=== What you have to do ===
Lines with "subtitle" in the records below: say how many there are, and add nothing.
════════════════════
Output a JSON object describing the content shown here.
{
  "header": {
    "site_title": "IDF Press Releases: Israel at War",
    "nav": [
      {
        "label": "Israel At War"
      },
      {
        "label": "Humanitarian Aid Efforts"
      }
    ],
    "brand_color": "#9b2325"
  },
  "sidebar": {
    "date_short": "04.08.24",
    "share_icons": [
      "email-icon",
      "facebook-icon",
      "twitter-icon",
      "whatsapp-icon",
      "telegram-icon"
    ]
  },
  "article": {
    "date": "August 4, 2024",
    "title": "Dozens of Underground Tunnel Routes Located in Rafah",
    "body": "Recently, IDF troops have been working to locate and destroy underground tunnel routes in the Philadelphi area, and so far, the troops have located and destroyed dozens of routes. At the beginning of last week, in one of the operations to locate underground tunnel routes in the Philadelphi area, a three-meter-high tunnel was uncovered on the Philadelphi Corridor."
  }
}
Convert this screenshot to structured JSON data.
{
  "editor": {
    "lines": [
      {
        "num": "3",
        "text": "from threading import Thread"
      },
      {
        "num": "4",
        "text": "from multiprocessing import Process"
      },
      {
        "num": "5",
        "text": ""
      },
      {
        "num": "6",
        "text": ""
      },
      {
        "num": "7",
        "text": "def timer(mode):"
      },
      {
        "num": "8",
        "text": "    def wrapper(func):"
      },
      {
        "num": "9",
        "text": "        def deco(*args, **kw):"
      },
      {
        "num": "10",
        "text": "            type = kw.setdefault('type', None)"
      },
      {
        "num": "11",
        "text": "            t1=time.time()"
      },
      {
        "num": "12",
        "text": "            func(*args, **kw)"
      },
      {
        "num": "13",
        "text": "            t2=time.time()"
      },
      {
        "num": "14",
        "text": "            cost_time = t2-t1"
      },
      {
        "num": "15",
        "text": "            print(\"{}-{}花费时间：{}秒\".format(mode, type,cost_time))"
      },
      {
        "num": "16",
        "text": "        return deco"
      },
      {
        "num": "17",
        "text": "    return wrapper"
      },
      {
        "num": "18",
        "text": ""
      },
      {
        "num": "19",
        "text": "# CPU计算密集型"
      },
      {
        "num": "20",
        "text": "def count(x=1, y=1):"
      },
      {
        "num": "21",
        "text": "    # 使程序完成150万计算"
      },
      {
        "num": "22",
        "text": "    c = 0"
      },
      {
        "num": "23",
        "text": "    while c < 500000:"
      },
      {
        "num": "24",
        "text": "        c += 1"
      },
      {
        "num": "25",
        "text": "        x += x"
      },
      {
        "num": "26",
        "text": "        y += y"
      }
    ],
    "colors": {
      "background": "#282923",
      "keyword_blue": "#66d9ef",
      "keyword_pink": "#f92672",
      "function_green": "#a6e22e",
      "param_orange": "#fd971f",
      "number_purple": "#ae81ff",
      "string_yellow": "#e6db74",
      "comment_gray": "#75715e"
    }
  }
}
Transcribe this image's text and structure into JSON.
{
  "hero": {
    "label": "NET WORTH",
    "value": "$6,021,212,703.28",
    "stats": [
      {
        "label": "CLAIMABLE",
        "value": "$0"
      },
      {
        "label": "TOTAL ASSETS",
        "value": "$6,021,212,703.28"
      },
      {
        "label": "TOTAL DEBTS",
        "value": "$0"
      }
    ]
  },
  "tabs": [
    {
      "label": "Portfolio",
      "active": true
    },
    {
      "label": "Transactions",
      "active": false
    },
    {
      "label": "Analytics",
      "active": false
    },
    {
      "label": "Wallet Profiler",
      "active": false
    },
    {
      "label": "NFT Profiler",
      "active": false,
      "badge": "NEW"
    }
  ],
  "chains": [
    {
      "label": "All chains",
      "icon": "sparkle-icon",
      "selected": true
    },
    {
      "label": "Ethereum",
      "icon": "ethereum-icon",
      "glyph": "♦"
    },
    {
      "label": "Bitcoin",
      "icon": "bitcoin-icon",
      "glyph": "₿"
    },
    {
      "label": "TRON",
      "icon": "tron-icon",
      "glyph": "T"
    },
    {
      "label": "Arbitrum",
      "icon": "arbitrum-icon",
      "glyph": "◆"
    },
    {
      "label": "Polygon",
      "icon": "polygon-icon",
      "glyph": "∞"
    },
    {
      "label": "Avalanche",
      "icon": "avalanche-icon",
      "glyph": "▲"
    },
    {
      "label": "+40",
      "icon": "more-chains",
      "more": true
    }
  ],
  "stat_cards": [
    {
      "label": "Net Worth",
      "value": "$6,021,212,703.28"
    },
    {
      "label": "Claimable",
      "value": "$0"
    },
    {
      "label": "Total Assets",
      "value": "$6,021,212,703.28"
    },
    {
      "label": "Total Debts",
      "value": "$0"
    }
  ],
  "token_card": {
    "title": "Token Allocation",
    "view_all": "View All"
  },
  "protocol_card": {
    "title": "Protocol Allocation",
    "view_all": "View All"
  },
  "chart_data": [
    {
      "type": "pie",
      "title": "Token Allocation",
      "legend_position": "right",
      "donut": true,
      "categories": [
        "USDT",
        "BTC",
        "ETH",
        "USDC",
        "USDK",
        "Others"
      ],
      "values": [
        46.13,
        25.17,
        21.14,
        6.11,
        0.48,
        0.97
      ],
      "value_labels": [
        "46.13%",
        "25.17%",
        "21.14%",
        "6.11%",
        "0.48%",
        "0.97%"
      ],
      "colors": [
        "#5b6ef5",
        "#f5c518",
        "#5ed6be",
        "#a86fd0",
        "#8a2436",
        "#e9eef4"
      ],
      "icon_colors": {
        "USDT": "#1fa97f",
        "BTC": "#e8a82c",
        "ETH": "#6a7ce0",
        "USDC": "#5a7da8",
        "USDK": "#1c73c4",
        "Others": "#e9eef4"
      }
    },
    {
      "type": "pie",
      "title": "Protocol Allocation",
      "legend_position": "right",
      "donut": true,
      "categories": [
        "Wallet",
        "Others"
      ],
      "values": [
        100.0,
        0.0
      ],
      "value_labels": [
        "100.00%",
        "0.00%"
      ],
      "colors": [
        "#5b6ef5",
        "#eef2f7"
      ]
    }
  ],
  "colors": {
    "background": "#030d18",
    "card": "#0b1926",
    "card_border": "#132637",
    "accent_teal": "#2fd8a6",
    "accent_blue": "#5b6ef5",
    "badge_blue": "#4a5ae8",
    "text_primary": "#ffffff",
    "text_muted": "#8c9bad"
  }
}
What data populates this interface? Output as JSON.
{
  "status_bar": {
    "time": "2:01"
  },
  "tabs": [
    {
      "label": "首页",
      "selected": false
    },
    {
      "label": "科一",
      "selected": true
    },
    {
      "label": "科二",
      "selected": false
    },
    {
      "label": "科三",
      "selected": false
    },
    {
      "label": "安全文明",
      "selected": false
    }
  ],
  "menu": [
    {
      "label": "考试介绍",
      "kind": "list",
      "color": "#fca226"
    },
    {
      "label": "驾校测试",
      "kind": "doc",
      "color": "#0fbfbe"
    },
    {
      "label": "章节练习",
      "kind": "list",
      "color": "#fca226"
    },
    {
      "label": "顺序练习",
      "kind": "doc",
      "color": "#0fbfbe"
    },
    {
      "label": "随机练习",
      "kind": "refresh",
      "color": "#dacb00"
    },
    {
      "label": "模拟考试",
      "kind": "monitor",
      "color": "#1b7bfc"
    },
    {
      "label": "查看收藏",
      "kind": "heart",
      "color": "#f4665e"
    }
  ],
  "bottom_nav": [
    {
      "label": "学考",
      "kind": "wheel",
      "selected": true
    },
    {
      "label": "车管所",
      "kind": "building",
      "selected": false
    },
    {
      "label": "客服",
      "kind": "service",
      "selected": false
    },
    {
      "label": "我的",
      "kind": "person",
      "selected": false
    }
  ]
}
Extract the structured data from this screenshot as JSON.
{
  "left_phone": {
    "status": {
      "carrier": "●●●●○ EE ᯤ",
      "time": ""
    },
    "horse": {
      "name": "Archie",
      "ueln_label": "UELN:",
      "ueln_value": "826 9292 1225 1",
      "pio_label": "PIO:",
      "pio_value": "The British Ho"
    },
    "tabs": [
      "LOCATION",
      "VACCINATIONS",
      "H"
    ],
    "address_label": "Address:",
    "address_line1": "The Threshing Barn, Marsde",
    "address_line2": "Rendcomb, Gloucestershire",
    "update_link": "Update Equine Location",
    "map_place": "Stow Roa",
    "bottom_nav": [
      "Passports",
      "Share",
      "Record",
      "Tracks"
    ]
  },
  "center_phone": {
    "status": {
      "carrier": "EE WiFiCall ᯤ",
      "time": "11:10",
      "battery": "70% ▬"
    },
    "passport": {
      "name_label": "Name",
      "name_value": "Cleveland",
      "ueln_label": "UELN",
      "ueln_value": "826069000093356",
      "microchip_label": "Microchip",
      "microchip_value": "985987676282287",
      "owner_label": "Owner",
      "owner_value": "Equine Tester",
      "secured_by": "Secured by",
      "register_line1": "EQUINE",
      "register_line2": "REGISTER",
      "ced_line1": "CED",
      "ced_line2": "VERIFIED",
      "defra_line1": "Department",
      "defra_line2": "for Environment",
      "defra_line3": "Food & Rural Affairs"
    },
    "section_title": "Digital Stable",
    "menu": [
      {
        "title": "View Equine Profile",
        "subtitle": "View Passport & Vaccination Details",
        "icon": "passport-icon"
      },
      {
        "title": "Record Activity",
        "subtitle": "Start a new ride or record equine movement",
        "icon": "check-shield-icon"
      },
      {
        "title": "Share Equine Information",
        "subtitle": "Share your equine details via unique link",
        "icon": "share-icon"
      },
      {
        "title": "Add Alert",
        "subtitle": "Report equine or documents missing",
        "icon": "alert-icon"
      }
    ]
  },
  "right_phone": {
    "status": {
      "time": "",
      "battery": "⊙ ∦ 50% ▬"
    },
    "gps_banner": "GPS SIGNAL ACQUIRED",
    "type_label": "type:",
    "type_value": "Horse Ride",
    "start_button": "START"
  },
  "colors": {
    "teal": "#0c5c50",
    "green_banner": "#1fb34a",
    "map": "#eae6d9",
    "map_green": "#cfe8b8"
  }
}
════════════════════
=== Expected answer ===
4